Task
Single out the lines of the material that contain "name" and copy them.

========

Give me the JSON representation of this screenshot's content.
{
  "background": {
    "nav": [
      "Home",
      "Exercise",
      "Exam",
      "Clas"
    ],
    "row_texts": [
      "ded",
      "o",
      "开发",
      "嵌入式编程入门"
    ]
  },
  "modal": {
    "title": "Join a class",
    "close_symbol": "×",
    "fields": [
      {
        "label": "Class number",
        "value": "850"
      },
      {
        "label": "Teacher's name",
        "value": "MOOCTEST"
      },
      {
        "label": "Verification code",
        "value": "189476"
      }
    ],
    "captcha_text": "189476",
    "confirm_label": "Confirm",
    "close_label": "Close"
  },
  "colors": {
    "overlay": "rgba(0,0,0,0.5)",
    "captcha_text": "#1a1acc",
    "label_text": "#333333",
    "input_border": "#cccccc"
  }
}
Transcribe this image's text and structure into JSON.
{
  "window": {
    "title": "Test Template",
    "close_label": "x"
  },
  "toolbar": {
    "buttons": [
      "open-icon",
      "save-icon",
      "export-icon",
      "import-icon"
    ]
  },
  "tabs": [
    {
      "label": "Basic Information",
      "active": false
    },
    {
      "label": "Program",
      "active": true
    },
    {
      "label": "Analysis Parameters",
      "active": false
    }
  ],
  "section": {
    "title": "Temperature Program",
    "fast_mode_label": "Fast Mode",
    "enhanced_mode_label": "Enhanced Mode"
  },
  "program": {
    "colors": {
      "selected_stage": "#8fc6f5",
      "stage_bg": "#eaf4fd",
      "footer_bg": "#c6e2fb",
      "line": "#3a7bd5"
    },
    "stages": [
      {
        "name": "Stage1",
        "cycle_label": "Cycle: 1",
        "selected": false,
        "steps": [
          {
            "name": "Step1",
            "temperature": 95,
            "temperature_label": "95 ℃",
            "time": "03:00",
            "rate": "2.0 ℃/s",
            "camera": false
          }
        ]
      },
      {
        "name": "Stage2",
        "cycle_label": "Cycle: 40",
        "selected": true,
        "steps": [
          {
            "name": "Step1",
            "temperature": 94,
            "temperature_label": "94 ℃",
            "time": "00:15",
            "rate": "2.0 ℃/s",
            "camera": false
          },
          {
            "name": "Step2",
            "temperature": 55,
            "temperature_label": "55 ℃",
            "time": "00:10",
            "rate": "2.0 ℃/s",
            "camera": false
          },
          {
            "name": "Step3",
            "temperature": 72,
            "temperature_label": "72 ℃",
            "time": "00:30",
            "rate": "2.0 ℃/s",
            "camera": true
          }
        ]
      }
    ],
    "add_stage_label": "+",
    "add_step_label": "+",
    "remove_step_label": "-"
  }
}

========

Answer space
        "label": "Teacher's name",
        "name": "Stage1",
            "name": "Step1",
        "name": "Stage2",
            "name": "Step1",
            "name": "Step2",
            "name": "Step3",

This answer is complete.